What you need to do: Review the material line by line. Identify and copy every line that contains the string "name".

★ ★ ★

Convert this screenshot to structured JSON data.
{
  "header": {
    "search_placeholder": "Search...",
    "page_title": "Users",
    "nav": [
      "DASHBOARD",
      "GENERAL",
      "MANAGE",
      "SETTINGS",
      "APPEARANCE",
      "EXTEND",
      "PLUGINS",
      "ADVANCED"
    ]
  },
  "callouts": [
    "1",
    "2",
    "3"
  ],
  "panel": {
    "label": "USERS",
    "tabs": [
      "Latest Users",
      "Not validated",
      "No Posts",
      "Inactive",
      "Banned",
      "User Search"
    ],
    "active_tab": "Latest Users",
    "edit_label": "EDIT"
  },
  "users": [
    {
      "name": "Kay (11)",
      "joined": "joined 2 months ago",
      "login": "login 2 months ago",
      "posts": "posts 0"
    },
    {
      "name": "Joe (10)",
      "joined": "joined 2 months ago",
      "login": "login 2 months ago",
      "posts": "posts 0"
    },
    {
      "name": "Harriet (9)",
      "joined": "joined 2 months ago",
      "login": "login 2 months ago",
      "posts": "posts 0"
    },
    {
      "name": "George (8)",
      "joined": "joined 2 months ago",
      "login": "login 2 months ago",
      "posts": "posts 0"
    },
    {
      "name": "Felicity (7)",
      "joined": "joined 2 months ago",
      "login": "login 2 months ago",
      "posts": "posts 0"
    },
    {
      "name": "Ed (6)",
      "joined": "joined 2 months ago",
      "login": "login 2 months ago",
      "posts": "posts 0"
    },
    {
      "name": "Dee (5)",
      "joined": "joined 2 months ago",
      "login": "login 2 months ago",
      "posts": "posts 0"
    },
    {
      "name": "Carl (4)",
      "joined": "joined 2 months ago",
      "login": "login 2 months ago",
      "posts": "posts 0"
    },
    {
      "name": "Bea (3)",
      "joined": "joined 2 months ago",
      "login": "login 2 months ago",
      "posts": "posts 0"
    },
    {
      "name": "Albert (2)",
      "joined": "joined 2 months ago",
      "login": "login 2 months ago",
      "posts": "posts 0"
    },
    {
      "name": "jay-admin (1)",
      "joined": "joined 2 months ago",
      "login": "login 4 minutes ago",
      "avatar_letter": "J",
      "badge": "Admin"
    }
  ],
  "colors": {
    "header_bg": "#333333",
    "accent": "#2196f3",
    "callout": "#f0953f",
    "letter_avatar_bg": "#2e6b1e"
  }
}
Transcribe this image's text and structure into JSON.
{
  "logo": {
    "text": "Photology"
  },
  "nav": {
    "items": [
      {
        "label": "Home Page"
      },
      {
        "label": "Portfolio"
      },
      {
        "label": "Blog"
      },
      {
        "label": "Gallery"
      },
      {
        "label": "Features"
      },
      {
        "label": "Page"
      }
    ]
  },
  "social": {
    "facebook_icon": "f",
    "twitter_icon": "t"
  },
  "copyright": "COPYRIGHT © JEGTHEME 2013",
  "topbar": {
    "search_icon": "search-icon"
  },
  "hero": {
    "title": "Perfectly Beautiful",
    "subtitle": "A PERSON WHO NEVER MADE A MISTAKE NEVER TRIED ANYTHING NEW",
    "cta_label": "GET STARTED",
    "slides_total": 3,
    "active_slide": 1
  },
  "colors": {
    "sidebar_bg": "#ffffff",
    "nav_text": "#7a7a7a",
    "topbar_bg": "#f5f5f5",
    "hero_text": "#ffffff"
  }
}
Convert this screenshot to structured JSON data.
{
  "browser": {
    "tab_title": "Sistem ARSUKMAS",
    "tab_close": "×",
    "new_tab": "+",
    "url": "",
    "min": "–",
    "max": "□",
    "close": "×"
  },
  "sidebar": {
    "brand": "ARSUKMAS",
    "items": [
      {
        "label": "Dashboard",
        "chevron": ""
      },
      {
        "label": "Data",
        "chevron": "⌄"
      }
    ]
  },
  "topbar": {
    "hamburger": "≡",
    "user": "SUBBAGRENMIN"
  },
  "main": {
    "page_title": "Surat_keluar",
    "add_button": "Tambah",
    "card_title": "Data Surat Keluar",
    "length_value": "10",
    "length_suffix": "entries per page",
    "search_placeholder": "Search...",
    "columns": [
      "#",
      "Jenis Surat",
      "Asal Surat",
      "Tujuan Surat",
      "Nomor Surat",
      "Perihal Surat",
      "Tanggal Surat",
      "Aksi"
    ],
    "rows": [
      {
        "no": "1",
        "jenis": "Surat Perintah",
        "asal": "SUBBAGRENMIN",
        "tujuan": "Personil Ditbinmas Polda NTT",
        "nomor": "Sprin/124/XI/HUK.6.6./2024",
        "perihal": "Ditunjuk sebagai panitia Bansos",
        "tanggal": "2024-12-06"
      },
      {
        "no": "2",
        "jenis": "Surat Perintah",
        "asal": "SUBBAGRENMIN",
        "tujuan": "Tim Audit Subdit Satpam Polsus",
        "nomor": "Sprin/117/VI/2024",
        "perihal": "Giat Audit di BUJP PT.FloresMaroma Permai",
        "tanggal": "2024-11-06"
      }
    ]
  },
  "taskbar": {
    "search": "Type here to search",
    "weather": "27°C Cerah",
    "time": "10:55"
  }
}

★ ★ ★

Exercise answer:
      "name": "Kay (11)",
      "name": "Joe (10)",
      "name": "Harriet (9)",
      "name": "George (8)",
      "name": "Felicity (7)",
      "name": "Ed (6)",
      "name": "Dee (5)",
      "name": "Carl (4)",
      "name": "Bea (3)",
      "name": "Albert (2)",
      "name": "jay-admin (1)",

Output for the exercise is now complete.